## Records provided
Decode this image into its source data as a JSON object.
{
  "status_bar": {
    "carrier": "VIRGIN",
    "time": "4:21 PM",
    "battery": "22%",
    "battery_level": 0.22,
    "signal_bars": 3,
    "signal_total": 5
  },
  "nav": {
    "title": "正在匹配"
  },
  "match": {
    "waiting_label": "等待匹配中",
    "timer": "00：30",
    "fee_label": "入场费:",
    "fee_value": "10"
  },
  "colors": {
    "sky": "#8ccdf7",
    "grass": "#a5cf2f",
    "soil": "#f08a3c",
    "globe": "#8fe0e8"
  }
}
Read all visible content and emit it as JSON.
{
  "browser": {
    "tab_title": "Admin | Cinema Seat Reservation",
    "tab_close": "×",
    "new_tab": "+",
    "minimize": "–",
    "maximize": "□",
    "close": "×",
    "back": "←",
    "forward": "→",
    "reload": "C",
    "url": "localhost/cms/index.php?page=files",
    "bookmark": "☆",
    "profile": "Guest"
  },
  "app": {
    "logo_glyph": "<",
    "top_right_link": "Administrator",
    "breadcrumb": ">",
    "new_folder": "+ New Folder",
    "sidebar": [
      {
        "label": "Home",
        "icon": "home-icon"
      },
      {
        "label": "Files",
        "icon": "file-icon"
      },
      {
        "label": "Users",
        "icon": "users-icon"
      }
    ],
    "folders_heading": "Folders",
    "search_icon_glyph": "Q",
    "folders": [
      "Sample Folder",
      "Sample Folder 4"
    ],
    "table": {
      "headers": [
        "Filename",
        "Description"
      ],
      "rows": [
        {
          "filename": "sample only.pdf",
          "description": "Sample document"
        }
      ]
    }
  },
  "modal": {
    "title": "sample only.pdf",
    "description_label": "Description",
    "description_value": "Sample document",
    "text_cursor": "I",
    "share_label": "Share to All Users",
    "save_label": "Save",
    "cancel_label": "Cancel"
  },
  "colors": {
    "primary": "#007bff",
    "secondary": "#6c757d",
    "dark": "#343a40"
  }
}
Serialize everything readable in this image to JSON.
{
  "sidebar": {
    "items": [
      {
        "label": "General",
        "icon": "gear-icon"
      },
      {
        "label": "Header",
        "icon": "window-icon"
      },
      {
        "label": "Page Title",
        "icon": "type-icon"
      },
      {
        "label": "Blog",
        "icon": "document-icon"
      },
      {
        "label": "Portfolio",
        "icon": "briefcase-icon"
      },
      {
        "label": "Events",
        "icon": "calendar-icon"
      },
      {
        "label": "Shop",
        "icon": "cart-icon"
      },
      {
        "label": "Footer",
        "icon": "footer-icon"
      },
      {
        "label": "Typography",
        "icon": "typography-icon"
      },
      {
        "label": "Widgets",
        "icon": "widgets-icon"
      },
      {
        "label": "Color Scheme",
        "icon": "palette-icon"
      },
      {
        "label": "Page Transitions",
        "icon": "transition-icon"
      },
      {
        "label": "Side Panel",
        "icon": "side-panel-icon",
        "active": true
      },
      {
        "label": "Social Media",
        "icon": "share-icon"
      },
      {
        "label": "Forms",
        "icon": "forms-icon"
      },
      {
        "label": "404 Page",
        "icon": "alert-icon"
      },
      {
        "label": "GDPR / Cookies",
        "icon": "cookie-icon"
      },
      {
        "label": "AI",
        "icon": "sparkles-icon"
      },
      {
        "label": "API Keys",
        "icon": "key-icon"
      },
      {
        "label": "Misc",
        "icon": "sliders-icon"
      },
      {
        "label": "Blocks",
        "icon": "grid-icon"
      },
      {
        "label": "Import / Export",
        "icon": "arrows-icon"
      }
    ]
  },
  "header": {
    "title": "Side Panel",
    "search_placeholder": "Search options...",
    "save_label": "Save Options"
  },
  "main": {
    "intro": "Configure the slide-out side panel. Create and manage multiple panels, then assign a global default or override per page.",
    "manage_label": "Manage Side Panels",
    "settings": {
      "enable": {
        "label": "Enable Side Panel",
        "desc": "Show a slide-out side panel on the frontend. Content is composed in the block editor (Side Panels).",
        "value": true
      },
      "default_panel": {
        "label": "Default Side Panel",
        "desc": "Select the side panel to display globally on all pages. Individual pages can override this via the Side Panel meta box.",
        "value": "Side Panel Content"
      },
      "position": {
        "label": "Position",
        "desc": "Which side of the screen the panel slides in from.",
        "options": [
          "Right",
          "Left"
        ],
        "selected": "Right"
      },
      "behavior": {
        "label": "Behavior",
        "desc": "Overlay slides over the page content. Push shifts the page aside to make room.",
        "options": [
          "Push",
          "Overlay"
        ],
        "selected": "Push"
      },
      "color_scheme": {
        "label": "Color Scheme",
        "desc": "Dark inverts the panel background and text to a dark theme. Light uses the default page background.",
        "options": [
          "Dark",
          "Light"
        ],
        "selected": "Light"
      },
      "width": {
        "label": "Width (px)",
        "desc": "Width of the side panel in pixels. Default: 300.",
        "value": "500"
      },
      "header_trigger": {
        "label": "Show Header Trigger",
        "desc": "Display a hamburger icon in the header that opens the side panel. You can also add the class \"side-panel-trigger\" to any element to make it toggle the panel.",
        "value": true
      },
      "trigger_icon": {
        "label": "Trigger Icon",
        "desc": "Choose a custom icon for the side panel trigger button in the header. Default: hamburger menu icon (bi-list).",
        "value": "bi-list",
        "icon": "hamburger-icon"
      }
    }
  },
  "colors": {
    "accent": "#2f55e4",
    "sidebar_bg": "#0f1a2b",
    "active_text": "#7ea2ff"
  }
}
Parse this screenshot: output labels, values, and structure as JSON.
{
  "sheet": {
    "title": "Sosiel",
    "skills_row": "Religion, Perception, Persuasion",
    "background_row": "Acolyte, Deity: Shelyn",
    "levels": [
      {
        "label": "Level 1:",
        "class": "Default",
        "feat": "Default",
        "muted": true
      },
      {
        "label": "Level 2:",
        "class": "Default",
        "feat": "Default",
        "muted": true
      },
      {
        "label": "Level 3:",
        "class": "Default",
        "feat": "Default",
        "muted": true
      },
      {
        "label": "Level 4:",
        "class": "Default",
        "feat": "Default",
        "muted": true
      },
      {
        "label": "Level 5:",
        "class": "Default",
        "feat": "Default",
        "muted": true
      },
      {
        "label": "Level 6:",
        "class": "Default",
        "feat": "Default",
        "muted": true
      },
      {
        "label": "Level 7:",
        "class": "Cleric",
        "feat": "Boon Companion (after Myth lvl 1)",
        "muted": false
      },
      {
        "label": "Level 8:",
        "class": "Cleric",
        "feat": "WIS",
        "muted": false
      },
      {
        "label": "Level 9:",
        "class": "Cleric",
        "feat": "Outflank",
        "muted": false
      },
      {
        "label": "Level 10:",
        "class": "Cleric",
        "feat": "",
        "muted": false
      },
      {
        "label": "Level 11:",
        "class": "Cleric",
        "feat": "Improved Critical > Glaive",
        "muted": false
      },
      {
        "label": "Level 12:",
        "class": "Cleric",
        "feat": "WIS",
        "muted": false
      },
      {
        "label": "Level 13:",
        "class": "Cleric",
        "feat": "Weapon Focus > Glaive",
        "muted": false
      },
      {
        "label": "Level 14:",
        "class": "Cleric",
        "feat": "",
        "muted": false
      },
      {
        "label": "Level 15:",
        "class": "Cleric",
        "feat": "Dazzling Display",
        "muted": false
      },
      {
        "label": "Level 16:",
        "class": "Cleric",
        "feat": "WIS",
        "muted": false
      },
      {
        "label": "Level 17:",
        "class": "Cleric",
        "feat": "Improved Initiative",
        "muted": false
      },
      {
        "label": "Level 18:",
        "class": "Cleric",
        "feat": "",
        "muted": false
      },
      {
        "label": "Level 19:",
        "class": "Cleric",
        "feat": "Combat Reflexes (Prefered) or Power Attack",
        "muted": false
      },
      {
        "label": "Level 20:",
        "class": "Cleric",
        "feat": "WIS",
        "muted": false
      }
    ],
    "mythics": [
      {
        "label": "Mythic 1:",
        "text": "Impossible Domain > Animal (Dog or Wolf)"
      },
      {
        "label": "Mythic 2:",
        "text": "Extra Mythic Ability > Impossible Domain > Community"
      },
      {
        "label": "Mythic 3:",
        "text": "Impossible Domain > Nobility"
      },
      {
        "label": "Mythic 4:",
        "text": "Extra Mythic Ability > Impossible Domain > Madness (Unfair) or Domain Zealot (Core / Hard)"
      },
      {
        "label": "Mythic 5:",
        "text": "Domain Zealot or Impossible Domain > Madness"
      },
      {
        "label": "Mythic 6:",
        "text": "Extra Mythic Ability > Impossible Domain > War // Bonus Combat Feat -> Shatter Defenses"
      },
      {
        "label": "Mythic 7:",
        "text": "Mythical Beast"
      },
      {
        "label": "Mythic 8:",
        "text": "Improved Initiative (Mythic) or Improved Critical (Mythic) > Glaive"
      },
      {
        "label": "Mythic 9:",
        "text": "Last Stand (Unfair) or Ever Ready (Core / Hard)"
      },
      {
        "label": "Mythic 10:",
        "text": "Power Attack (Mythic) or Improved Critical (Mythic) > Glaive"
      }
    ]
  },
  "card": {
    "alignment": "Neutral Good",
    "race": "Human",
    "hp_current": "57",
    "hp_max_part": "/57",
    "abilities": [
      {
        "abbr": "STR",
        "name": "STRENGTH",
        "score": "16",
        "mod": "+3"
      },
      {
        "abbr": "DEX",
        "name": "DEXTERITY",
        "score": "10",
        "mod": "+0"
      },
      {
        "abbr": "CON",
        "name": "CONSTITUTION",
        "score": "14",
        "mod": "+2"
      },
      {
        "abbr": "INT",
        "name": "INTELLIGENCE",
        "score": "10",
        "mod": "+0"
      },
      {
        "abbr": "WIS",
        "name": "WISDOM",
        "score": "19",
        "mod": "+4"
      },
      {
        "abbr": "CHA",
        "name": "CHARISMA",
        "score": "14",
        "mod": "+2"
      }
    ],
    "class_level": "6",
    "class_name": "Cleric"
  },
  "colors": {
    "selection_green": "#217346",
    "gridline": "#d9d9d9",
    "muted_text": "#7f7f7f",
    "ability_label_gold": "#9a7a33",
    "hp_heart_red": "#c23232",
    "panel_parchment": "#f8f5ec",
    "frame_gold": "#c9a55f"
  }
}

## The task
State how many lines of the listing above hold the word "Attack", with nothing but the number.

## Task solution
2